*** Opening of Exercise data ***

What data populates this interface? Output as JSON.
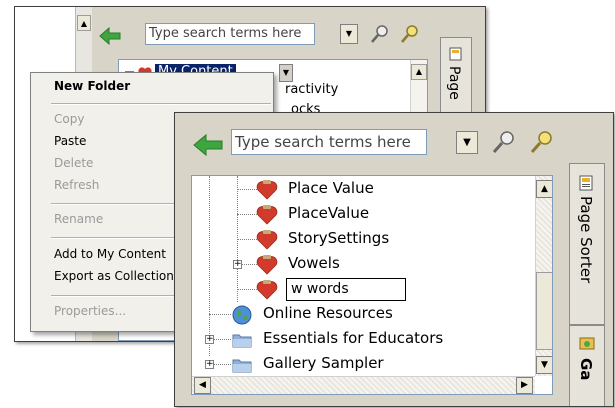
{
  "back_window": {
    "search_placeholder": "Type search terms here",
    "tree": {
      "root_label": "My Content",
      "partial_1": "ractivity",
      "partial_2": "ocks"
    },
    "tab_label": "Page"
  },
  "context_menu": {
    "items": [
      {
        "label": "New Folder",
        "state": "bold"
      },
      {
        "label": "Copy",
        "state": "disabled"
      },
      {
        "label": "Paste",
        "state": "enabled"
      },
      {
        "label": "Delete",
        "state": "disabled"
      },
      {
        "label": "Refresh",
        "state": "disabled"
      },
      {
        "label": "Rename",
        "state": "disabled"
      },
      {
        "label": "Add to My Content",
        "state": "enabled"
      },
      {
        "label": "Export as Collection",
        "state": "enabled"
      },
      {
        "label": "Properties...",
        "state": "disabled"
      }
    ]
  },
  "front_window": {
    "search_placeholder": "Type search terms here",
    "tree": {
      "items": [
        {
          "label": "Place Value",
          "icon": "heart-gift-icon"
        },
        {
          "label": "PlaceValue",
          "icon": "heart-gift-icon"
        },
        {
          "label": "StorySettings",
          "icon": "heart-gift-icon"
        },
        {
          "label": "Vowels",
          "icon": "heart-gift-icon"
        },
        {
          "label": "w words",
          "icon": "heart-gift-icon"
        },
        {
          "label": "Online Resources",
          "icon": "globe-icon"
        },
        {
          "label": "Essentials for Educators",
          "icon": "folder-icon"
        },
        {
          "label": "Gallery Sampler",
          "icon": "folder-icon"
        }
      ]
    },
    "tabs": {
      "page_sorter": "Page Sorter",
      "gallery_partial": "Ga"
    }
  },
  "colors": {
    "window_bg": "#d8d4c8",
    "selection": "#0a246a",
    "arrow_green": "#2f9a2f",
    "heart_red": "#d23b2b"
  }
}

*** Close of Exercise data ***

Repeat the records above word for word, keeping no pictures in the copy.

What data populates this interface? Output as JSON.
{
  "back_window": {
    "search_placeholder": "Type search terms here",
    "tree": {
      "root_label": "My Content",
      "partial_1": "ractivity",
      "partial_2": "ocks"
    },
    "tab_label": "Page"
  },
  "context_menu": {
    "items": [
      {
        "label": "New Folder",
        "state": "bold"
      },
      {
        "label": "Copy",
        "state": "disabled"
      },
      {
        "label": "Paste",
        "state": "enabled"
      },
      {
        "label": "Delete",
        "state": "disabled"
      },
      {
        "label": "Refresh",
        "state": "disabled"
      },
      {
        "label": "Rename",
        "state": "disabled"
      },
      {
        "label": "Add to My Content",
        "state": "enabled"
      },
      {
        "label": "Export as Collection",
        "state": "enabled"
      },
      {
        "label": "Properties...",
        "state": "disabled"
      }
    ]
  },
  "front_window": {
    "search_placeholder": "Type search terms here",
    "tree": {
      "items": [
        {
          "label": "Place Value",
          "icon": "heart-gift-icon"
        },
        {
          "label": "PlaceValue",
          "icon": "heart-gift-icon"
        },
        {
          "label": "StorySettings",
          "icon": "heart-gift-icon"
        },
        {
          "label": "Vowels",
          "icon": "heart-gift-icon"
        },
        {
          "label": "w words",
          "icon": "heart-gift-icon"
        },
        {
          "label": "Online Resources",
          "icon": "globe-icon"
        },
        {
          "label": "Essentials for Educators",
          "icon": "folder-icon"
        },
        {
          "label": "Gallery Sampler",
          "icon": "folder-icon"
        }
      ]
    },
    "tabs": {
      "page_sorter": "Page Sorter",
      "gallery_partial": "Ga"
    }
  },
  "colors": {
    "window_bg": "#d8d4c8",
    "selection": "#0a246a",
    "arrow_green": "#2f9a2f",
    "heart_red": "#d23b2b"
  }
}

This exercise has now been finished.